● **Exercise requirements**:
Please return all lines in the listing holding the word "enabled".

════════════════════

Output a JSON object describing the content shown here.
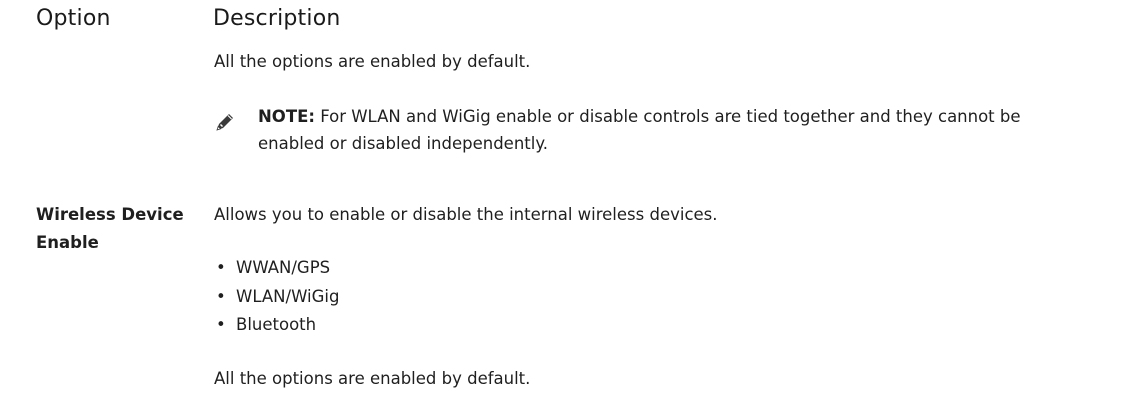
{
  "header": {
    "option_label": "Option",
    "description_label": "Description"
  },
  "intro_text": "All the options are enabled by default.",
  "note": {
    "icon": "pencil-note-icon",
    "label": "NOTE:",
    "text": "For WLAN and WiGig enable or disable controls are tied together and they cannot be enabled or disabled independently."
  },
  "option": {
    "name": "Wireless Device Enable",
    "description": "Allows you to enable or disable the internal wireless devices.",
    "items": [
      "WWAN/GPS",
      "WLAN/WiGig",
      "Bluetooth"
    ],
    "footer_text": "All the options are enabled by default."
  },
  "bullet_glyph": "•"
}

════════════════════

● **Exercise answer**:
  "intro_text": "All the options are enabled by default.",
    "text": "For WLAN and WiGig enable or disable controls are tied together and they cannot be enabled or disabled independently."
    "footer_text": "All the options are enabled by default."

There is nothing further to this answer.